Grit and know-how did play a part. These were, after all, some of the same folks who shocked the world by waging a successful war against the British Empire. But even the most rabid free-marketeers have to agree it’s a lot easier to create a thriving economy if it’s built on the backs of slave labor.

It was propaganda produced by U.S. military leaders and eagerly accepted by the White House that communist North Vietnam led an “attack” against U.S. Naval forces in the Gulf of Tonkin on August 4, 1964. In a televised address to the nation, President Lyndon Johnson cited the incident as the basis for his escalation of U.S. military’s engagement in Vietnam. 

By the end of the Vietnam War nine years later, 60,000 U.S. troops and 3.5 million Vietnamese, including 2 million civilians, had been killed.

Historians have since concluded the August 4 “attack” never happened.

It was propaganda based on false intelligence claims that President George W. Bush used to justify the invasion of Iraq in March 2003. In a speech he delivered several months ahead of the invasion, Vice President Dick Cheney said, “Simply stated, there’s no doubt that [Iraq President] Saddam Hussein now has weapons of mass destruction.”

There were no WMDs. The Bush Administration’s claims were false. Yet, more than 4,500 U.S. troops and hundreds of thousands of Iraqis were killed.

Now comes Trump, who seems hell bent on making propaganda great again.

The Washington Post has documented that our president, arguably the most powerful man on the planet, has made more than 13,400 “false or misleading claims” since he took office. 
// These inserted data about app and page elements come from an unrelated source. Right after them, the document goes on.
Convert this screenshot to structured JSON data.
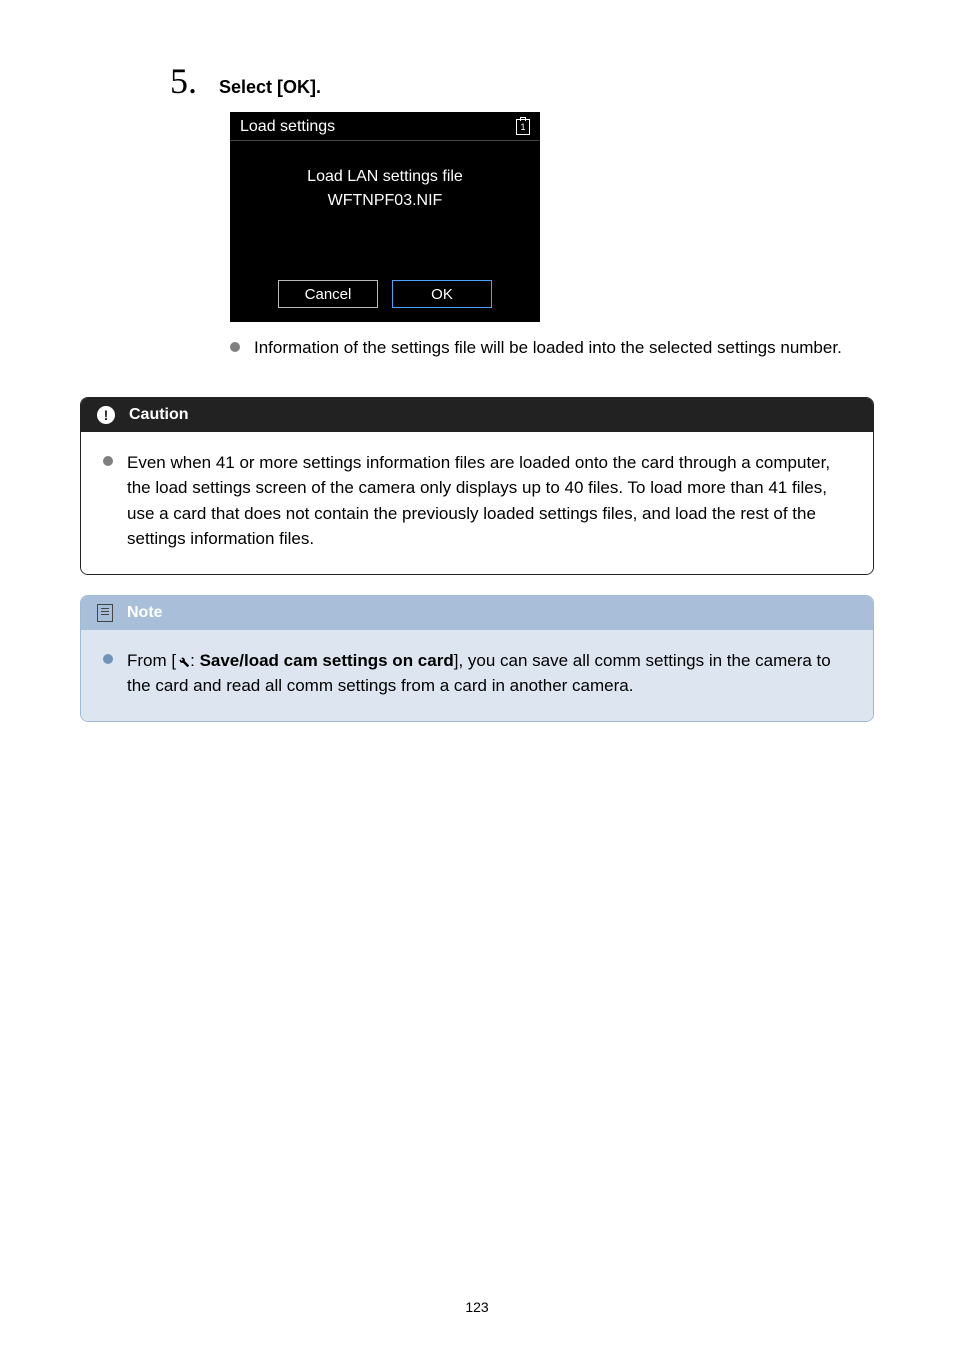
{
  "step": {
    "number": "5.",
    "title": "Select [OK]."
  },
  "screenshot": {
    "header_title": "Load settings",
    "card_badge": "1",
    "line1": "Load LAN settings file",
    "line2": "WFTNPF03.NIF",
    "cancel": "Cancel",
    "ok": "OK"
  },
  "post_bullet": "Information of the settings file will be loaded into the selected settings number.",
  "caution": {
    "title": "Caution",
    "text": "Even when 41 or more settings information files are loaded onto the card through a computer, the load settings screen of the camera only displays up to 40 files. To load more than 41 files, use a card that does not contain the previously loaded settings files, and load the rest of the settings information files."
  },
  "note": {
    "title": "Note",
    "prefix": "From [",
    "bold": "Save/load cam settings on card",
    "suffix": "], you can save all comm settings in the camera to the card and read all comm settings from a card in another camera.",
    "colon": ": "
  },
  "page_number": "123"
}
Not that all of Trump’s lies qualify as propaganda. He’s been known to lie about the stupidest things. Lying is a compulsion with Trump. But he also lies about important things, like the baseless claim that Ukraine, not Russia, interfered in the 2016 presidential election.

His lies about Ukraine are propaganda of the first order. Not only is there no evidence whatsoever to support Trump’s repeatedly debunked conspiracy theory about Ukraine, but every major U.S. intelligence agency and a bipartisan committee of the U.S. Senate have officially pinned the attack on our election system on the Russians. 

In fact, Russian President Vladimir Putin promoted the lie about Ukraine at a press conference in early 2017, and Trump’s former campaign manager, Paul Manafort – whose current residence is a federal prison – began talking up the accusations against Ukraine in the summer of 2016, according to The New York Times.

To be effective, true propaganda (if you’ll forgive the oxymoron) requires at least two elements: a desire to gain or maintain power and a clear underlying ideological agenda.

Like all bullies, Trump loves wielding power, and he really loves abusing it even more. 

As for his underlying agenda? It’s not complicated. Trump’s agenda isn’t about conservatism. It’s not being pro-life or anti-communist or defending America’s constitutional principles.

Trump is just greedy. Greed is what drives him. It’s what gets him through the day.

Unfortunately for Trump, he can’t stop wanting to be richer, even if that means squandering his presidency or his freedom.

It’s Trump’s greed that will lead to his impeachment. If justice and the rule of law prevail, it could one day land him in prison.

Trump is like the scorpion from a classic Russian fable. Even after the unsuspecting frog carries the scorpion on his back and across the pond to safety, the scorpion stings him.

When the dying frog asks, “Why did you sting me?” the scorpion answers without remorse, “I couldn’t help it. It’s in my nature.”

Except unlike the scorpion, Trump wouldn’t admit his betrayal, even if caught red-handed, because he knows that “great” propaganda only works if you never own up to the lie.